Posted in Street Talk
Print this article
OWINGS MILLS — Baltimore Ravens quarterback Steve McNair’s driving under the influence by consent charge was dismissed this morning in Nashville, Tenn., an outcome predicted by his attorney Monday.
McNair’s misdemeanor case was automatically thrown out by the presiding judge because McNair’s brother-in-law, Jamie Cartwright, accepted a plea bargain in his DUI case and pleaded guilty to a reduced charge of reckless driving. 
Cartwright was sentenced to six months of jail time with all but two days suspended, six months of supervised probation, a $350 fine and was required to complete an alcohol safety course. That brokered deal is identical to the one that was discussed during a May 30 pretrial settment conference, but wasn’t executed until today.
"I’m glad it’s over," McNair told reporters during a brief interview while exiting the courthouse.
McNair and Cartwright were arrested May 9 in Nashville when Cartwright was pulled over for allegedly driving 45 mph in a 35-mph zone.
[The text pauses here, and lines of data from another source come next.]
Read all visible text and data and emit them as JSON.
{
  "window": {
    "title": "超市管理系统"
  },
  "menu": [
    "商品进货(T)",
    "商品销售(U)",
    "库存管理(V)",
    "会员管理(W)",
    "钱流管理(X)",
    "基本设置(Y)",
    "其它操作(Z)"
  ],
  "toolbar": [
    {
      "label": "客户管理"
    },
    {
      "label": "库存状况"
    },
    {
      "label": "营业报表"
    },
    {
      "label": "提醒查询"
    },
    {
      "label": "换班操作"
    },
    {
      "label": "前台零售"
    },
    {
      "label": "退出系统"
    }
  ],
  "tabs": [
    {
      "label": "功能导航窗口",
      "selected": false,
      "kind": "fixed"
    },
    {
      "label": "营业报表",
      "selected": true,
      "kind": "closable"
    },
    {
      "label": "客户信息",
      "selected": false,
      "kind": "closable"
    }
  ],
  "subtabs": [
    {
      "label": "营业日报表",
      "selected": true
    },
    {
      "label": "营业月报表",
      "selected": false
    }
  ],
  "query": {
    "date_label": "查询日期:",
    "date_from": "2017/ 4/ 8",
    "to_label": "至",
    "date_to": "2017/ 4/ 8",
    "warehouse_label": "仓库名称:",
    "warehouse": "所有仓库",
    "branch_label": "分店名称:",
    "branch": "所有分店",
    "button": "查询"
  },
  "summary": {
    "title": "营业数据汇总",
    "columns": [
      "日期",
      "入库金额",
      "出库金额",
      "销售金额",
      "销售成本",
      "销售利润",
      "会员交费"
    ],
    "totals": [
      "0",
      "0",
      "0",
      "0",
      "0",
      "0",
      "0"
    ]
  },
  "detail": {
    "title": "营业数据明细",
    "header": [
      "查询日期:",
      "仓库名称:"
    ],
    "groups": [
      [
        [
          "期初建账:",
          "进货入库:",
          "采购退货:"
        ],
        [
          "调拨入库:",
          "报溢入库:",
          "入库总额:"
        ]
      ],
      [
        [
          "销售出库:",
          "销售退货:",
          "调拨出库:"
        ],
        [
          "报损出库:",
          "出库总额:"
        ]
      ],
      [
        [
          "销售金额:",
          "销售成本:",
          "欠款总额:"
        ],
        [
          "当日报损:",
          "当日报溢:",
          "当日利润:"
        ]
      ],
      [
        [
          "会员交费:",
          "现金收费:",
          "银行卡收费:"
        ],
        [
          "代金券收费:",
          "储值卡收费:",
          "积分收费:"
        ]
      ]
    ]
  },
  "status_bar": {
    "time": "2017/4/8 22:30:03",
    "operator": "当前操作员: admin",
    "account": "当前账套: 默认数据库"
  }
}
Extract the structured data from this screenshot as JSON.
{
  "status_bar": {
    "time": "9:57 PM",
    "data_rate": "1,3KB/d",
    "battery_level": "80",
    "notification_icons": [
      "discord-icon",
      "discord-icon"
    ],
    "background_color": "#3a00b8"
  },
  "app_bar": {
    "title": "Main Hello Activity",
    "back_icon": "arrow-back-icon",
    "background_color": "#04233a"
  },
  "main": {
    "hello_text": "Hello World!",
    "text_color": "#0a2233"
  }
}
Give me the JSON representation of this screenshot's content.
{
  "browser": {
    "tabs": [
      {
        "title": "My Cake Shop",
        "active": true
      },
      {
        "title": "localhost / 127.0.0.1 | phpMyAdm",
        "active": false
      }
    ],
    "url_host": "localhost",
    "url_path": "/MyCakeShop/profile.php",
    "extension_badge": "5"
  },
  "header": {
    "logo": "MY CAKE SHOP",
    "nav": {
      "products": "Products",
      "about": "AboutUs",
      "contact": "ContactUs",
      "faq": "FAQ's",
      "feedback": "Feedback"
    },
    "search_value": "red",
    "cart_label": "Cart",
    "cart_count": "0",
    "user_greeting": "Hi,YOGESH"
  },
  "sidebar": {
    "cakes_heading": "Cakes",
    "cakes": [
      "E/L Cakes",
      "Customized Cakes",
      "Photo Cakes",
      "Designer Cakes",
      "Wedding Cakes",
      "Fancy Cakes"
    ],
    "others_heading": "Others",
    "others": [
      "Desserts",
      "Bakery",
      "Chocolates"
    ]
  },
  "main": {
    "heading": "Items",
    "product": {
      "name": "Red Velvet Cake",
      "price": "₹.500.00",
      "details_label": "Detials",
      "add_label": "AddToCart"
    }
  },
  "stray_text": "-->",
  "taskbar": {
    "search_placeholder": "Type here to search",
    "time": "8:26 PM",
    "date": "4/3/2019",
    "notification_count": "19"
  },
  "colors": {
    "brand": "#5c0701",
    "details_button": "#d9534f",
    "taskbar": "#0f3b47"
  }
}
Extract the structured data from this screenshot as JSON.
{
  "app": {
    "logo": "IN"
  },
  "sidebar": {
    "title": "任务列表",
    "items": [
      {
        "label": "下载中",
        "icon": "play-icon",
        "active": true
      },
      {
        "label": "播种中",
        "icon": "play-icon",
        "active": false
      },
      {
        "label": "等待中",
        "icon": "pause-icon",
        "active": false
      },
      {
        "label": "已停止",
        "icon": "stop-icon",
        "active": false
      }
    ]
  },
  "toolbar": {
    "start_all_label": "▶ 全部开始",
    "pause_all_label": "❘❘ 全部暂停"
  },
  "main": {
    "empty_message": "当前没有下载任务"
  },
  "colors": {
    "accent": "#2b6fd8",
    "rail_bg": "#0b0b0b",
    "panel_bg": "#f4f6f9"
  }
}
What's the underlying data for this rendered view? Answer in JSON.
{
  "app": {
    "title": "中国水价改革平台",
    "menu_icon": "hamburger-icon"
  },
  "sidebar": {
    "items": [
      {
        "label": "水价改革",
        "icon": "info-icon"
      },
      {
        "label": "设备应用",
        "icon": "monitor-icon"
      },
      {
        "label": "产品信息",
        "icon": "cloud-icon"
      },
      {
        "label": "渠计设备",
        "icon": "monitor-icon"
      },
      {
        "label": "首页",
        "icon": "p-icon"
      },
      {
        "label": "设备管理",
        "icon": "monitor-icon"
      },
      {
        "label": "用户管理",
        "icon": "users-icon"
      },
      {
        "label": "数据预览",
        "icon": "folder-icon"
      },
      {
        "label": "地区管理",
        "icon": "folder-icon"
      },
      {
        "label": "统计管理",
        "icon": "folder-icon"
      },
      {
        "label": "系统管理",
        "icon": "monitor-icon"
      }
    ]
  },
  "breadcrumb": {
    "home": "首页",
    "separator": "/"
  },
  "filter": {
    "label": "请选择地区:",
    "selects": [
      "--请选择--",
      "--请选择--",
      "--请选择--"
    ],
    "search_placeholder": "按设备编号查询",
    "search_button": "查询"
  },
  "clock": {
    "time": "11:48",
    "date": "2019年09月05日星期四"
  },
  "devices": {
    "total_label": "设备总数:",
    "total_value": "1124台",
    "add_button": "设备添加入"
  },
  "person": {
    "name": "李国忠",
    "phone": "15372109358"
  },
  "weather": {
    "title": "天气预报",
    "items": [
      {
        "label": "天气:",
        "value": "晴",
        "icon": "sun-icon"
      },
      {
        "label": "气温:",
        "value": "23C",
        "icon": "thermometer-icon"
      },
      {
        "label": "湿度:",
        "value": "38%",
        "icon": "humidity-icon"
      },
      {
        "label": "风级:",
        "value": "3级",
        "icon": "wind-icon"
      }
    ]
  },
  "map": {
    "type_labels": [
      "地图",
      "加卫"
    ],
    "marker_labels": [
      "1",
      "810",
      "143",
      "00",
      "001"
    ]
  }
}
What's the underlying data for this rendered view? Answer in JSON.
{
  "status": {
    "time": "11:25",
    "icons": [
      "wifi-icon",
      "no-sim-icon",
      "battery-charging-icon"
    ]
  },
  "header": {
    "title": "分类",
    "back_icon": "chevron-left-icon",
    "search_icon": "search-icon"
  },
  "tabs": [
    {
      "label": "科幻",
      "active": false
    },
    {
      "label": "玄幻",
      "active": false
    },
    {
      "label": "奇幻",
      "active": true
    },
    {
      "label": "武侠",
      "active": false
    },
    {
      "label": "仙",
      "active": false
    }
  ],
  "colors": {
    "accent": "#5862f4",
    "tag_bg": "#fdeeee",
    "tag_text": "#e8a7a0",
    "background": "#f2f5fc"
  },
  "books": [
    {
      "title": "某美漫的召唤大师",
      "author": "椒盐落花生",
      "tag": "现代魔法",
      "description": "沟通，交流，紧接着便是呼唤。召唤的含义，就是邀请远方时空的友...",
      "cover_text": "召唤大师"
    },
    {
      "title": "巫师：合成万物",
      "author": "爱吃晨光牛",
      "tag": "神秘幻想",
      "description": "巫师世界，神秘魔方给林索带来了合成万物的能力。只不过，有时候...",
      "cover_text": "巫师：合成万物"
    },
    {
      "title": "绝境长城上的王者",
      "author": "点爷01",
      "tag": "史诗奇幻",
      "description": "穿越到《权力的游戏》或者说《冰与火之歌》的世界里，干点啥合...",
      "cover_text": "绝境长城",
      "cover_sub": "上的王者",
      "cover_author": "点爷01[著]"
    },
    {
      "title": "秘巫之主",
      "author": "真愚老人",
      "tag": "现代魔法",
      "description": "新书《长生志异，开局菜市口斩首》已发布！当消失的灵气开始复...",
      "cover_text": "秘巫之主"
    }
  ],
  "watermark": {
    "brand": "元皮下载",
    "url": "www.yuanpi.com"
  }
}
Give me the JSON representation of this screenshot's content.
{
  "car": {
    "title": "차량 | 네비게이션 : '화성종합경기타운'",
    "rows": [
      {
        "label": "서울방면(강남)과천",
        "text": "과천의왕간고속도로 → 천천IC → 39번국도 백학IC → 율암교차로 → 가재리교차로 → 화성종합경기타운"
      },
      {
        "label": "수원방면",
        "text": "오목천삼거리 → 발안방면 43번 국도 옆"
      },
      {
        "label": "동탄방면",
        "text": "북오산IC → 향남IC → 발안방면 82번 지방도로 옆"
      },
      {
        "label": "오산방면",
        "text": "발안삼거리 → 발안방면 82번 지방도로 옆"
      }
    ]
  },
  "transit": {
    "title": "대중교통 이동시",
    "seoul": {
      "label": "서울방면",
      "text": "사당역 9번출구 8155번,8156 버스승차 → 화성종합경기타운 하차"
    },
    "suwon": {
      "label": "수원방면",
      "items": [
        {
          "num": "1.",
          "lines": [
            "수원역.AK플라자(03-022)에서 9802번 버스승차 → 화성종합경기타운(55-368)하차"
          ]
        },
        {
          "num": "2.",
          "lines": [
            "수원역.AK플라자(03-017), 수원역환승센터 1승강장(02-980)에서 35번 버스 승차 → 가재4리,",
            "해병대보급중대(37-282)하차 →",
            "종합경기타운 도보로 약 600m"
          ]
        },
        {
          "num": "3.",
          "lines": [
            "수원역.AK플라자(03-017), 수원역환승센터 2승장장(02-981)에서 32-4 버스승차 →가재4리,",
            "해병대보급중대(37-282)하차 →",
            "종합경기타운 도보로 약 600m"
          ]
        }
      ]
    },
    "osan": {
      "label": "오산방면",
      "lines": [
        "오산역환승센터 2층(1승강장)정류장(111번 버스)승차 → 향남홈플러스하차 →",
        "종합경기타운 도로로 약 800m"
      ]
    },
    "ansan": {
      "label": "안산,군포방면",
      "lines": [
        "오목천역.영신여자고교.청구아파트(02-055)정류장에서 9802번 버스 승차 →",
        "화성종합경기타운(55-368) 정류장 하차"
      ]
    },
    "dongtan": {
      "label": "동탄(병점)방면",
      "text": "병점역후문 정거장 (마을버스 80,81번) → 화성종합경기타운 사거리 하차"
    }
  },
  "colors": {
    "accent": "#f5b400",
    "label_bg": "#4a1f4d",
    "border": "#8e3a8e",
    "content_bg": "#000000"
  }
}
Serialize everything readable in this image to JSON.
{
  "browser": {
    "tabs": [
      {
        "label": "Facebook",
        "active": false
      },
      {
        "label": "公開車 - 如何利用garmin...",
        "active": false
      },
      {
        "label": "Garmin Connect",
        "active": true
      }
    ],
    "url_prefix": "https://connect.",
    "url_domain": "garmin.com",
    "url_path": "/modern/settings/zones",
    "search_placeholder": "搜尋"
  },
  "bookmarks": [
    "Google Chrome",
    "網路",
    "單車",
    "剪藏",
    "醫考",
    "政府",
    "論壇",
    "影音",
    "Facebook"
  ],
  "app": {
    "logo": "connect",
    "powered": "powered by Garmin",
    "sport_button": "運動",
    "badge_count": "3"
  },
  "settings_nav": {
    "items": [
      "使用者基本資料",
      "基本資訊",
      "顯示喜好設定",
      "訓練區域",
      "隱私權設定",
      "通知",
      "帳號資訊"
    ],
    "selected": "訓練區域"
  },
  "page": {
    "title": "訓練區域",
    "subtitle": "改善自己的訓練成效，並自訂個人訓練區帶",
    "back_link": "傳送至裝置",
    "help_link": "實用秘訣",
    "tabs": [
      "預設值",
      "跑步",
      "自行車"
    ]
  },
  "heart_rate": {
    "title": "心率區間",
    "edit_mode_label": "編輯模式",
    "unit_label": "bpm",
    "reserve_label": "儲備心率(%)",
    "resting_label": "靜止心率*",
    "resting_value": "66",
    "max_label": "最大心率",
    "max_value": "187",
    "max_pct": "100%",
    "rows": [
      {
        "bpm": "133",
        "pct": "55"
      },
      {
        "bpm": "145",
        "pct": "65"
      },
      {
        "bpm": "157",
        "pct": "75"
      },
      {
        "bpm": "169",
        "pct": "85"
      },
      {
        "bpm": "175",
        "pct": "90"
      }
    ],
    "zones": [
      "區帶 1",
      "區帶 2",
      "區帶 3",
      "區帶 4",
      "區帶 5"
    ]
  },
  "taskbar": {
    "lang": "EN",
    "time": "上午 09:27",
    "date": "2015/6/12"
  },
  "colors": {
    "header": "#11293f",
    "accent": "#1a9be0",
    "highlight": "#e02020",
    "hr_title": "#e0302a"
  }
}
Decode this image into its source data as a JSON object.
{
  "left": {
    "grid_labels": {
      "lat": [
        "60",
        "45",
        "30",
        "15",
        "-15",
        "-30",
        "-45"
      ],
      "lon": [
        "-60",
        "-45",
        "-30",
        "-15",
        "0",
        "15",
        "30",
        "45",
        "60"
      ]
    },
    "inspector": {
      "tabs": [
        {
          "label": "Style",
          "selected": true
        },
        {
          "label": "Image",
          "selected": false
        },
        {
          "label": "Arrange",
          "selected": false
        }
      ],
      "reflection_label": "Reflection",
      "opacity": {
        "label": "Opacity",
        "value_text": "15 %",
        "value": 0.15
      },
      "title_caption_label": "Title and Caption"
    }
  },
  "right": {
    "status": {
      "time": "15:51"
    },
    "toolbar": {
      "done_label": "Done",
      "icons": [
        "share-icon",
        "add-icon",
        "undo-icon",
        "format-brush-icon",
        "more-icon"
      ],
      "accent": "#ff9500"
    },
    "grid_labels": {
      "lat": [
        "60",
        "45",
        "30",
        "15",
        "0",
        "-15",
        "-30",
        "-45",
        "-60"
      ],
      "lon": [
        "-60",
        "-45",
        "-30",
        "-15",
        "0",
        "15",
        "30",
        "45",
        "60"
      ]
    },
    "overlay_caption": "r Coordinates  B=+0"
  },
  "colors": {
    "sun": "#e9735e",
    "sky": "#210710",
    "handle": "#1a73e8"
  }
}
He refused to take a Breathalyzer exam, failed a field sobriety test, exhibited a "strong odor of alcohol" and "red, glassy eyes," and acknowledged that he had drunk a few beers, according to a police report.
Because Cartwright was driving McNair’s silver 2003 Dodge pickup truck, McNair was charged under a Tennessee ordinance that prohibits a vehicle owner from knowingly allowing someone who’s inebriated to drive their car.
McNair is a former Co-NFL Most Valuable Player and a three-time Pro Bowl selection who helped the Ravens achieve a franchise-best 13-3 record and claim an AFC North title last season.
The Ravens report to training camp in Westminster on July 29.
Aaron Wilson covers the Baltimore Ravens for the Carroll County Times and the Annapolis Capital.

Facebook Comments
Share This  
Aaron Wilson

About Aaron Wilson

Aaron Wilson covers the NFL for National Football Post as well as the Baltimore Ravens for The Carroll County Times and He has previously covered the Jacksonville Jaguars and Tennessee Titans and has covered the NFL since 1997.  He has won several regional writing awards, including, most recently, Best Sports News Story for the state of Maryland in voting conducted by the Associated Press managing editors.  More from Aaron Wilson


Your browser is out-of-date!

Update your browser to view this website correctly.

Get More Information